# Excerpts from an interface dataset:
"""

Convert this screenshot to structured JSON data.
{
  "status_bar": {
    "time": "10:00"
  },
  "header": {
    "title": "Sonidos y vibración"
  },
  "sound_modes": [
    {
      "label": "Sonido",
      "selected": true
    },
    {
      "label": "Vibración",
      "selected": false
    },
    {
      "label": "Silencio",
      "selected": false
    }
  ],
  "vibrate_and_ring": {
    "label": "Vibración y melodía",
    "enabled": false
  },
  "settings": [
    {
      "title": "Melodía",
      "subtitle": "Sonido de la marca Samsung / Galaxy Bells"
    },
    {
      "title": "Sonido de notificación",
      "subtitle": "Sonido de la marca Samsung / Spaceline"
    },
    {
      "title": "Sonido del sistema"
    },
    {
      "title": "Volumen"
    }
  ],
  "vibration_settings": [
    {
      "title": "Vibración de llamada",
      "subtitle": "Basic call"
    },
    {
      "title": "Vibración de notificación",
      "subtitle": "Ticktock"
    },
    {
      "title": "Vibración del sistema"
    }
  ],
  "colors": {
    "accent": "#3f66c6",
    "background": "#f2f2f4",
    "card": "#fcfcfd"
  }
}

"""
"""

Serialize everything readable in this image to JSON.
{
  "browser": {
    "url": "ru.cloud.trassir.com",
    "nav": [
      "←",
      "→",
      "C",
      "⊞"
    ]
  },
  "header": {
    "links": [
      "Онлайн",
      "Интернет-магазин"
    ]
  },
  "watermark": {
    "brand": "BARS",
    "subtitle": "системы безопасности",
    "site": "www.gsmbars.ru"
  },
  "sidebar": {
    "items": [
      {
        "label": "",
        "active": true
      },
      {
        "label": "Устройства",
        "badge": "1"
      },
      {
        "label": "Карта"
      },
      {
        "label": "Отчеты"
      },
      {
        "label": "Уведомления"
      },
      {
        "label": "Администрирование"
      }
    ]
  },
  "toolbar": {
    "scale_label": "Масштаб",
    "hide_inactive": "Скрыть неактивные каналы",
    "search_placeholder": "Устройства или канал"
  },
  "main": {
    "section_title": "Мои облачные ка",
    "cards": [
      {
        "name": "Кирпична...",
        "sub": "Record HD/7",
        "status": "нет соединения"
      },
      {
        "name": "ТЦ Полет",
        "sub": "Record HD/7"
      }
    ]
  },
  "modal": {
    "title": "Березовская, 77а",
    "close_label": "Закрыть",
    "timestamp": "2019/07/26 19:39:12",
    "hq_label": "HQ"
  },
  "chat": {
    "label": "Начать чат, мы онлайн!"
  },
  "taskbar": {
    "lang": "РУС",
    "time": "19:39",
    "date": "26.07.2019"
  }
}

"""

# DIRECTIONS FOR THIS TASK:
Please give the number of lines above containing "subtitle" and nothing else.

# ANSWER BOX:
5